Kennedy claims: “I got involved with the Hudson River Fishermen’s Association in 1984.”

Kennedy’s association with the Hudson River Fishermen’s Association started with a conviction for heroin possession. When the judge sentenced him to 800 hours of community service, Kennedy “got involved.”

Kennedy complains: “Instead of hiring community organizers, the big environmental groups began hiring technocrats — people who were economists and scientists.”

Last time we checked, the environmental movement hires plenty of activists — like Kennedy himself, who draws a paycheck from the Natural Resources Defense Council. Heaven forbid they attempt to inject some real science into their work.

Kennedy laments: “Environmentalists could not produce their own parables” [to counteract stories of Americans’ lives being ruined by environmentalism run amok].

How about the Arctic National Wildlife Refuge? Or the Spotted Owl? Or “frankenfoods”? Or the NRDC’s own 1989 fable about Alar? We could go on.

Kennedy insists: “In North Carolina, there were 27,000 hog producers 15 years ago, and today there are none. Instead there are 2,200 factories, and 1,600 are owned by this one company, Smithfield Foods.”

According to the North Carolina Department of Agriculture, in 1988 there were actually 14,000 farms in North Carolina with at least one hog on the premises. That’s barely half Kennedy’s claim. The North Carolina Department of Environment and Natural Resources, which issues permits to farmers with over 250 hogs, says that today there are approximately 2,500 such farms in the state, or 300 more than Kennedy says — not including all the “family” farms with fewer than 250 animals. About 1,800 of the 2,500 largest hog farms in North Carolina are independently owned and operated. Many of these independent farmers contract with a subsidiary of Smithfield Foods. This doesn’t mean they’re “owned” by Smithfield.

Kennedy lectures: “The Clean Water Act was supposed to eliminate all discharge of pollutants by 1980. We’re not even close, the waters are now becoming more polluted, not less.”

The Clean Water Act did no such thing. It established a regulatory regime for discharging pollutants into waterways — including limits and permits. It said nothing about “eliminating” all pollutants. And our waterways are becoming cleaner and cleaner — according to former president Bill Clinton, among others.

Kennedy brags: “If the American people – Republicans and Democrats – hear the message, we win on the merits. The trouble is, industry has all the money.”

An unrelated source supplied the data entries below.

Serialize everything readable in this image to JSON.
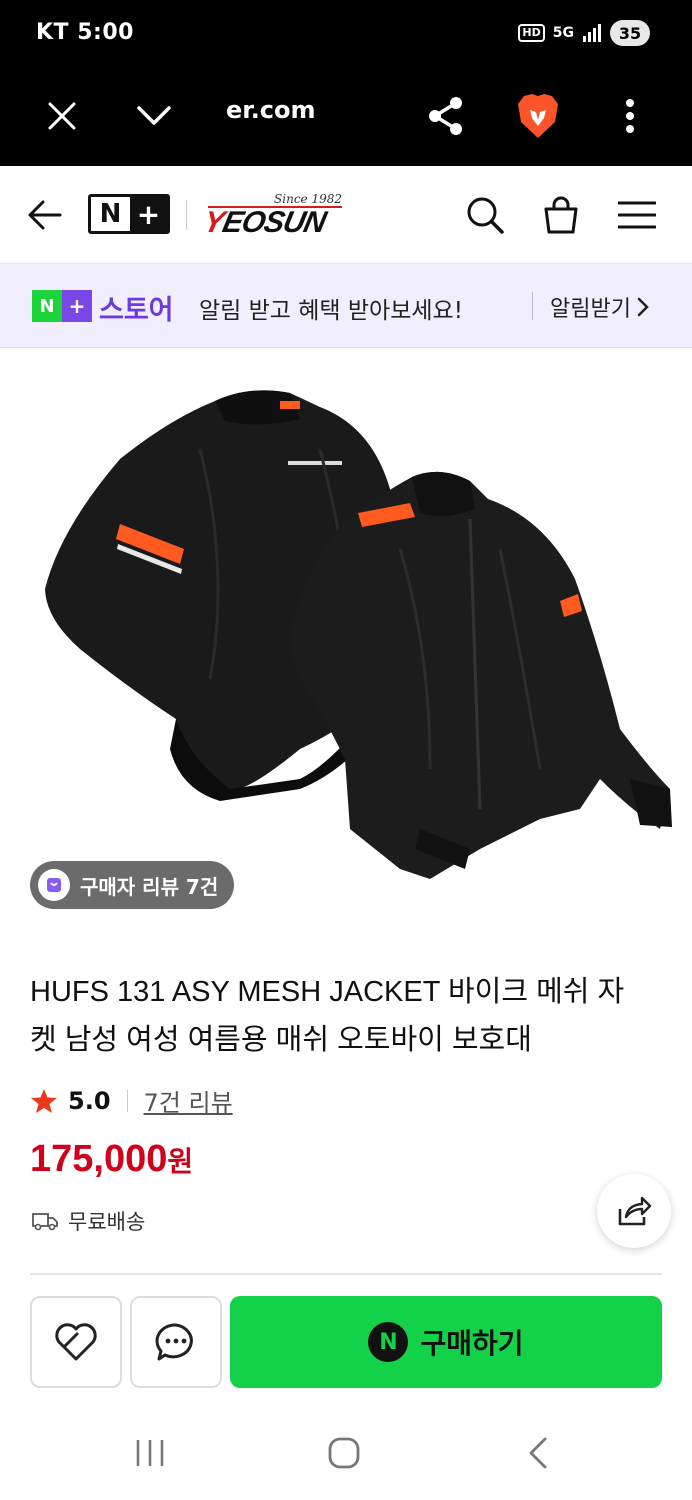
{
  "status_bar": {
    "carrier_time": "KT 5:00",
    "hd": "HD",
    "network": "5G",
    "battery": "35"
  },
  "browser": {
    "url": "er.com"
  },
  "header": {
    "logo_n": "N",
    "logo_plus": "+",
    "brand_since": "Since 1982",
    "brand_name_first": "Y",
    "brand_name_rest": "EOSUN"
  },
  "promo": {
    "badge_n": "N",
    "badge_plus": "+",
    "store_label": "스토어",
    "message": "알림 받고 혜택 받아보세요!",
    "cta_label": "알림받기"
  },
  "product": {
    "review_pill": "구매자 리뷰 7건",
    "title": "HUFS 131 ASY MESH JACKET 바이크 메쉬 자켓 남성 여성 여름용 매쉬 오토바이 보호대",
    "rating": "5.0",
    "review_link": "7건 리뷰",
    "price_amount": "175,000",
    "price_unit": "원",
    "shipping": "무료배송"
  },
  "actions": {
    "buy_n": "N",
    "buy_label": "구매하기"
  },
  "colors": {
    "accent_green": "#14d14a",
    "price_red": "#d0021b",
    "promo_purple": "#6b3be0",
    "promo_bg": "#f1eefd"
  }
}
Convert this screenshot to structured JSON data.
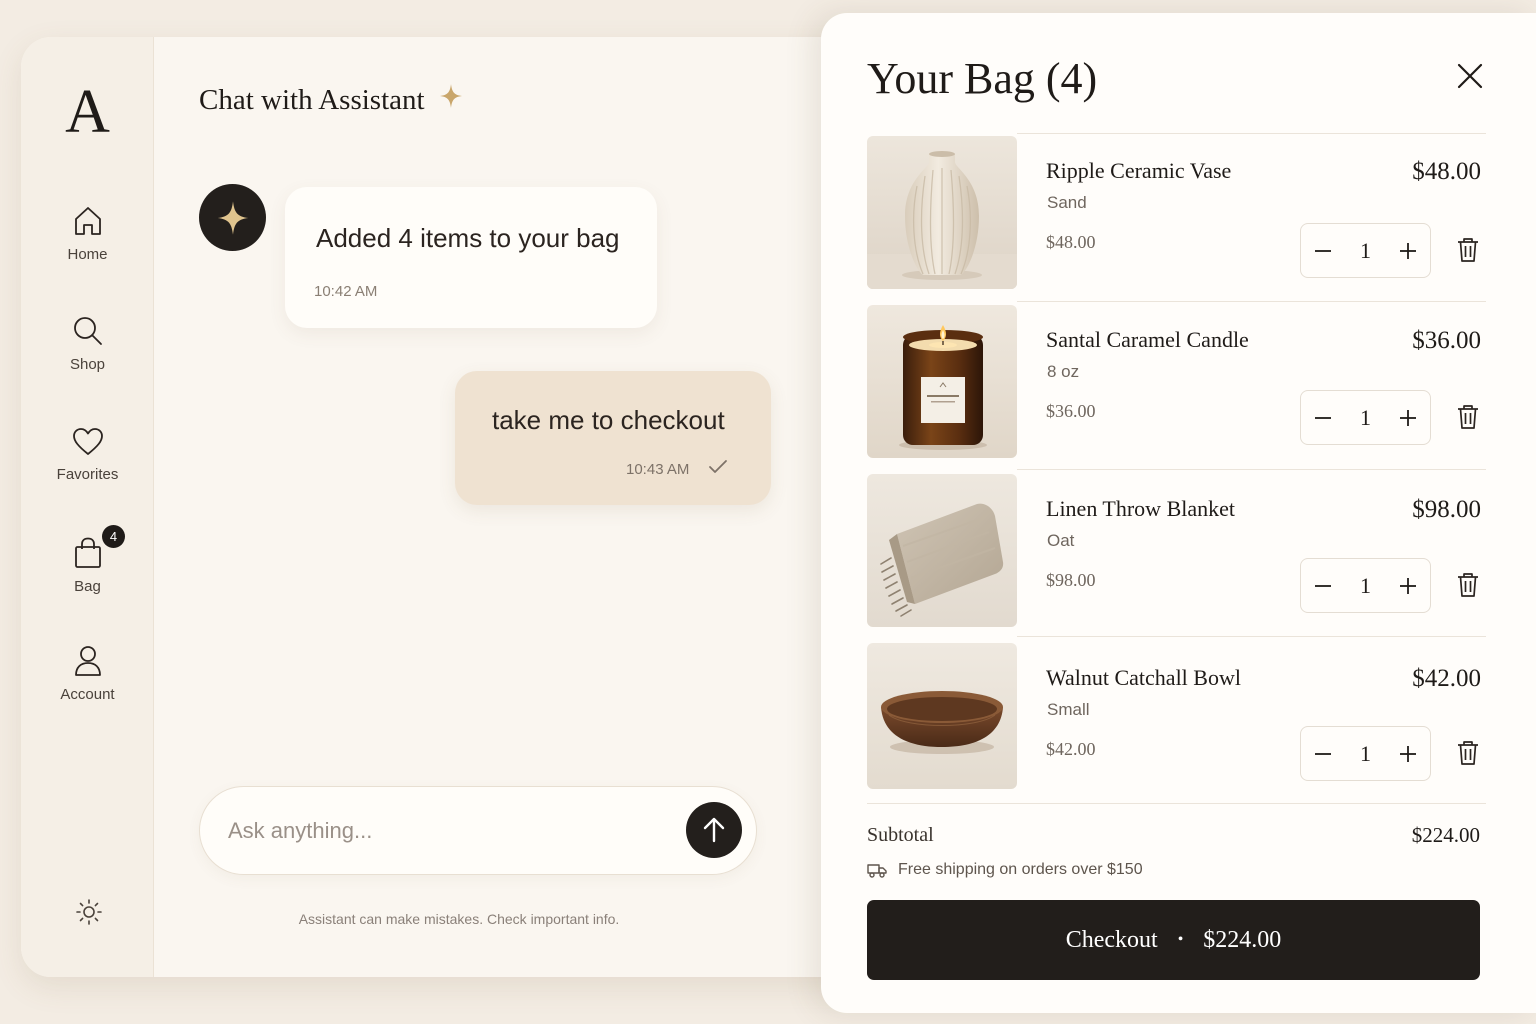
{
  "brand": {
    "logo_letter": "A"
  },
  "sidebar": {
    "items": [
      {
        "label": "Home",
        "icon": "home-icon"
      },
      {
        "label": "Shop",
        "icon": "search-icon"
      },
      {
        "label": "Favorites",
        "icon": "heart-icon"
      },
      {
        "label": "Bag",
        "icon": "bag-icon",
        "badge": "4"
      },
      {
        "label": "Account",
        "icon": "user-icon"
      }
    ],
    "theme_toggle_icon": "sun-icon"
  },
  "chat": {
    "title": "Chat with Assistant",
    "messages": [
      {
        "from": "assistant",
        "text": "Added 4 items to your bag",
        "time": "10:42 AM"
      },
      {
        "from": "user",
        "text": "take me to checkout",
        "time": "10:43 AM",
        "status": "read"
      }
    ],
    "input": {
      "placeholder": "Ask anything...",
      "value": ""
    },
    "disclaimer": "Assistant can make mistakes. Check important info."
  },
  "bag": {
    "title": "Your Bag (4)",
    "items": [
      {
        "name": "Ripple Ceramic Vase",
        "variant": "Sand",
        "unit_price": "$48.00",
        "total": "$48.00",
        "qty": "1"
      },
      {
        "name": "Santal Caramel Candle",
        "variant": "8 oz",
        "unit_price": "$36.00",
        "total": "$36.00",
        "qty": "1"
      },
      {
        "name": "Linen Throw Blanket",
        "variant": "Oat",
        "unit_price": "$98.00",
        "total": "$98.00",
        "qty": "1"
      },
      {
        "name": "Walnut Catchall Bowl",
        "variant": "Small",
        "unit_price": "$42.00",
        "total": "$42.00",
        "qty": "1"
      }
    ],
    "subtotal_label": "Subtotal",
    "subtotal_value": "$224.00",
    "shipping_note": "Free shipping on orders over $150",
    "checkout_label": "Checkout",
    "checkout_separator": "•",
    "checkout_amount": "$224.00"
  },
  "colors": {
    "accent_gold": "#c9a66b",
    "dark": "#221e1b",
    "background": "#f3ece3"
  }
}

He had something very different to say last year about his campaign to sue the pork industry out of business: “We have lawyers with the deepest pockets, and they’ve agreed to fight the industry to the end.”

Kennedy asserts: “Pollution is an attack on democracy. It always is, in one form or another.”


Paper or plastic, Mr. Kennedy?